Rapid follow-up and government alerts averted a global salmonella outbreak last year, according to a recent analysis.
"Without a clear and coordinated approach across Europe and beyond, thousands more children might have fallen ill and many might have died," said epidemic expert Johanna Takkinen from the European health authority ECDC, based in Stockholm, according to a statement. At an international conference with health experts, the outbreak should be processed and learned from this week.
Last spring, surprise eggs and other Ferrero products were recalled in several countries - including Germany - after an increase in salmonella cases had been identified. The UK has been a hotspot with 128 cases. The cause turned out to be contamination in a Belgian chocolate factory.
Alerts in 130 countries

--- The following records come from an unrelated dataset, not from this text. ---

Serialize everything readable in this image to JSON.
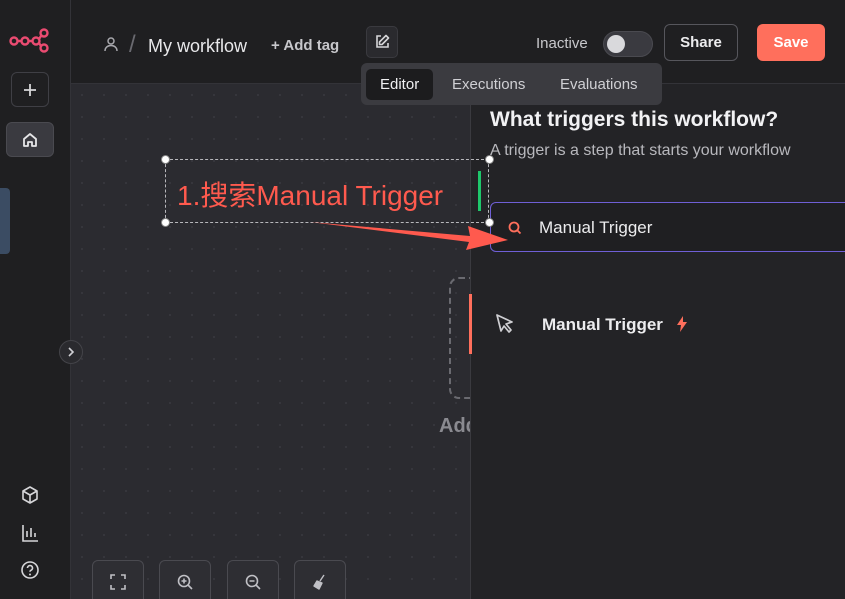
{
  "header": {
    "workflow_name": "My workflow",
    "add_tag_label": "+ Add tag",
    "status_label": "Inactive",
    "share_label": "Share",
    "save_label": "Save"
  },
  "tabs": [
    {
      "label": "Editor"
    },
    {
      "label": "Executions"
    },
    {
      "label": "Evaluations"
    }
  ],
  "canvas": {
    "add_trigger_label": "Add"
  },
  "annotation": {
    "text": "1.搜索Manual Trigger"
  },
  "panel": {
    "title": "What triggers this workflow?",
    "subtitle": "A trigger is a step that starts your workflow",
    "search_value": "Manual Trigger",
    "results": [
      {
        "label": "Manual Trigger"
      }
    ]
  },
  "colors": {
    "accent": "#ff6f5c",
    "search_border": "#6f5fd6",
    "annotation": "#ff5a4e"
  }
}
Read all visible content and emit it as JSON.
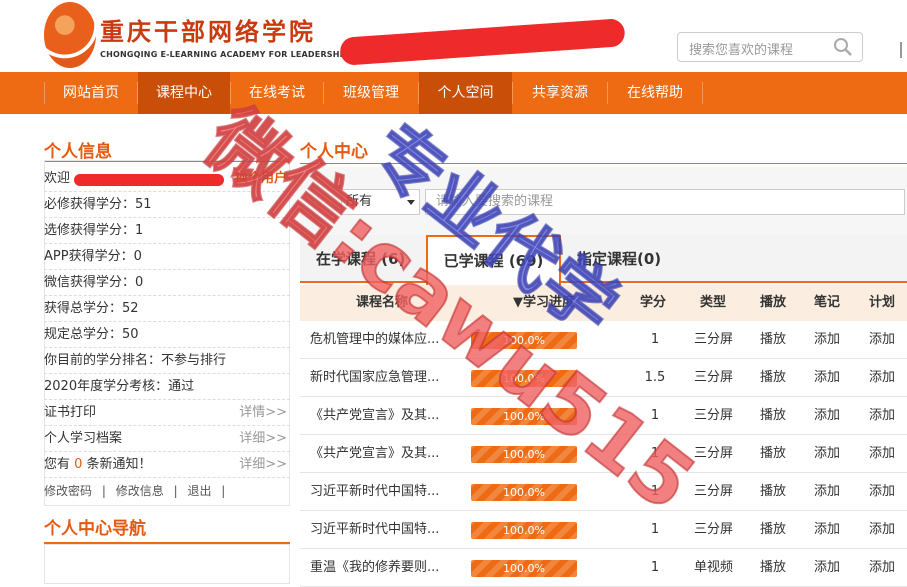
{
  "header": {
    "logo_cn": "重庆干部网络学院",
    "logo_en": "CHONGQING E-LEARNING ACADEMY FOR LEADERSHIP",
    "search_placeholder": "搜索您喜欢的课程"
  },
  "nav": {
    "items": [
      {
        "label": "网站首页"
      },
      {
        "label": "课程中心"
      },
      {
        "label": "在线考试"
      },
      {
        "label": "班级管理"
      },
      {
        "label": "个人空间"
      },
      {
        "label": "共享资源"
      },
      {
        "label": "在线帮助"
      }
    ]
  },
  "left": {
    "title": "个人信息",
    "welcome": "欢迎",
    "switch_user": "换个用户",
    "rows": [
      "必修获得学分：51",
      "选修获得学分：1",
      "APP获得学分：0",
      "微信获得学分：0",
      "获得总学分：52",
      "规定总学分：50",
      "你目前的学分排名：不参与排行",
      "2020年度学分考核：通过"
    ],
    "cert_print": "证书打印",
    "learning_archive": "个人学习档案",
    "notice_prefix": "您有 ",
    "notice_count": "0",
    "notice_suffix": " 条新通知！",
    "detail_label": "详情>>",
    "detail_label2": "详细>>",
    "links": {
      "change_password": "修改密码",
      "edit_info": "修改信息",
      "logout": "退出",
      "sep": "|"
    },
    "nav_title": "个人中心导航"
  },
  "right": {
    "title": "个人中心",
    "filter_select": "所有",
    "search_placeholder": "请输入要搜索的课程",
    "tabs": [
      {
        "label": "在学课程 (6)"
      },
      {
        "label": "已学课程 (69)"
      },
      {
        "label": "指定课程(0)"
      }
    ],
    "headers": {
      "name": "课程名称",
      "progress": "▼学习进度",
      "credit": "学分",
      "type": "类型",
      "play": "播放",
      "notes": "笔记",
      "plan": "计划"
    },
    "courses": [
      {
        "name": "危机管理中的媒体应...",
        "progress": "100.0%",
        "progress_value": 1.0,
        "credit": "1",
        "type": "三分屏",
        "play": "播放",
        "notes": "添加",
        "plan": "添加"
      },
      {
        "name": "新时代国家应急管理...",
        "progress": "100.0%",
        "progress_value": 1.0,
        "credit": "1.5",
        "type": "三分屏",
        "play": "播放",
        "notes": "添加",
        "plan": "添加"
      },
      {
        "name": "《共产党宣言》及其...",
        "progress": "100.0%",
        "progress_value": 1.0,
        "credit": "1",
        "type": "三分屏",
        "play": "播放",
        "notes": "添加",
        "plan": "添加"
      },
      {
        "name": "《共产党宣言》及其...",
        "progress": "100.0%",
        "progress_value": 1.0,
        "credit": "1",
        "type": "三分屏",
        "play": "播放",
        "notes": "添加",
        "plan": "添加"
      },
      {
        "name": "习近平新时代中国特...",
        "progress": "100.0%",
        "progress_value": 1.0,
        "credit": "1",
        "type": "三分屏",
        "play": "播放",
        "notes": "添加",
        "plan": "添加"
      },
      {
        "name": "习近平新时代中国特...",
        "progress": "100.0%",
        "progress_value": 1.0,
        "credit": "1",
        "type": "三分屏",
        "play": "播放",
        "notes": "添加",
        "plan": "添加"
      },
      {
        "name": "重温《我的修养要则...",
        "progress": "100.0%",
        "progress_value": 1.0,
        "credit": "1",
        "type": "单视频",
        "play": "播放",
        "notes": "添加",
        "plan": "添加"
      }
    ]
  },
  "watermark": {
    "text": "微信:cawu515",
    "text2": "专业代学",
    "color": "#f06060"
  },
  "colors": {
    "accent": "#ee6b14",
    "nav_active": "#c94e08",
    "title": "#e35a12"
  }
}
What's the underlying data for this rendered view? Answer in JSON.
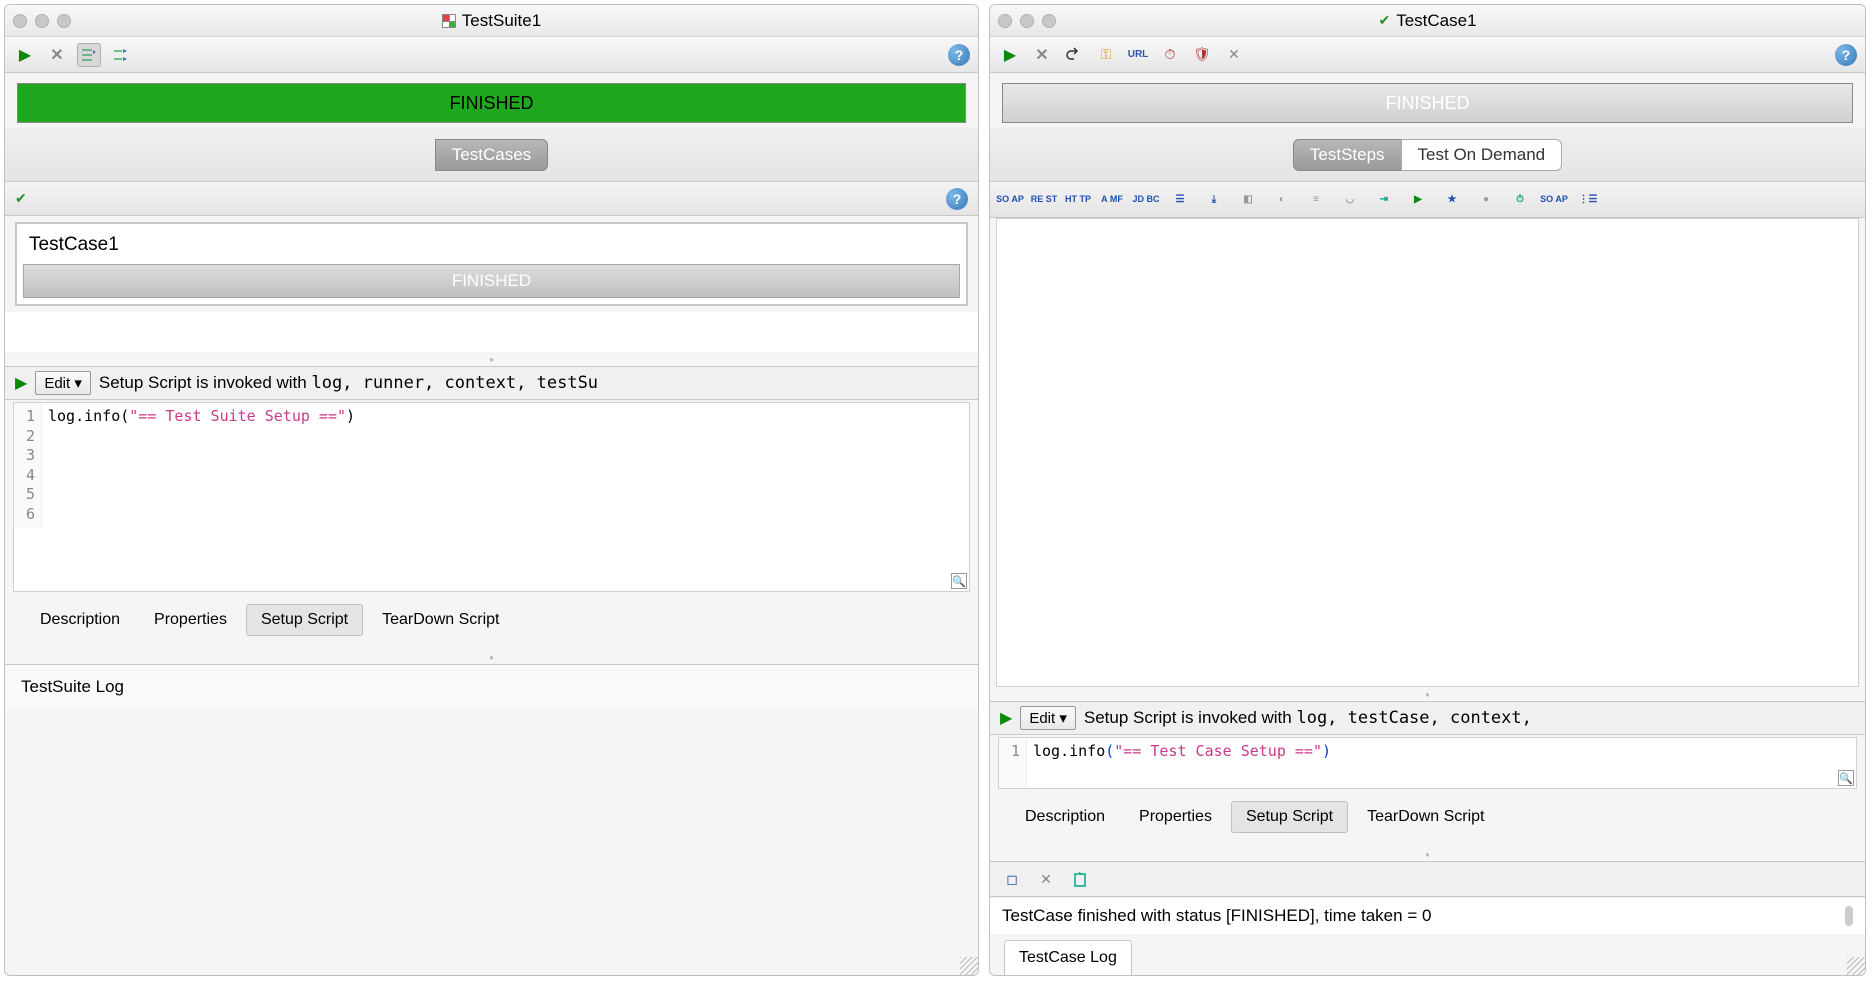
{
  "left": {
    "title": "TestSuite1",
    "status": "FINISHED",
    "tab": "TestCases",
    "testcase": {
      "name": "TestCase1",
      "status": "FINISHED"
    },
    "edit_label": "Edit ▾",
    "script_desc_pre": "Setup Script is invoked with ",
    "script_desc_vars": "log, runner, context, testSu",
    "code_plain": "log.info",
    "code_paren_open": "(",
    "code_string": "\"== Test Suite Setup ==\"",
    "code_paren_close": ")",
    "gutter": [
      "1",
      "2",
      "3",
      "4",
      "5",
      "6"
    ],
    "tabs": [
      "Description",
      "Properties",
      "Setup Script",
      "TearDown Script"
    ],
    "log_label": "TestSuite Log"
  },
  "right": {
    "title": "TestCase1",
    "status": "FINISHED",
    "maintabs": [
      "TestSteps",
      "Test On Demand"
    ],
    "step_btns": [
      "SO\nAP",
      "RE\nST",
      "HT\nTP",
      "A\nMF",
      "JD\nBC"
    ],
    "edit_label": "Edit ▾",
    "script_desc_pre": "Setup Script is invoked with ",
    "script_desc_vars": "log, testCase, context,",
    "code_plain": "log.info",
    "code_string": "\"== Test Case Setup ==\"",
    "gutter1": "1",
    "tabs": [
      "Description",
      "Properties",
      "Setup Script",
      "TearDown Script"
    ],
    "log_msg": "TestCase finished with status [FINISHED], time taken = 0",
    "log_label": "TestCase Log"
  },
  "help": "?"
}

"Preliminary surveys of the first cases pointed to children's chocolate products as a possible carrier of the infection," Takkinen said. Several countries have subsequently reported an increasing number of cases identical to those of the UK outbreak. Rapid international coordination and the comparison of samples and data made it possible to determine the Belgian chocolate factory as the place of origin of the salmonella. As a result, warnings were issued in 130 countries.
According to Takkinen, it was only through interdisciplinary cooperation between microbiologists, epidemiologists and food safety experts that a "worldwide outbreak" could be prevented. Close surveillance in Great Britain also prevented worse things from happening.
In September 2022, Ferrero had received final approval to keep the affected factory open in Arlon, Belgium. This was already done temporarily and subject to conditions in June.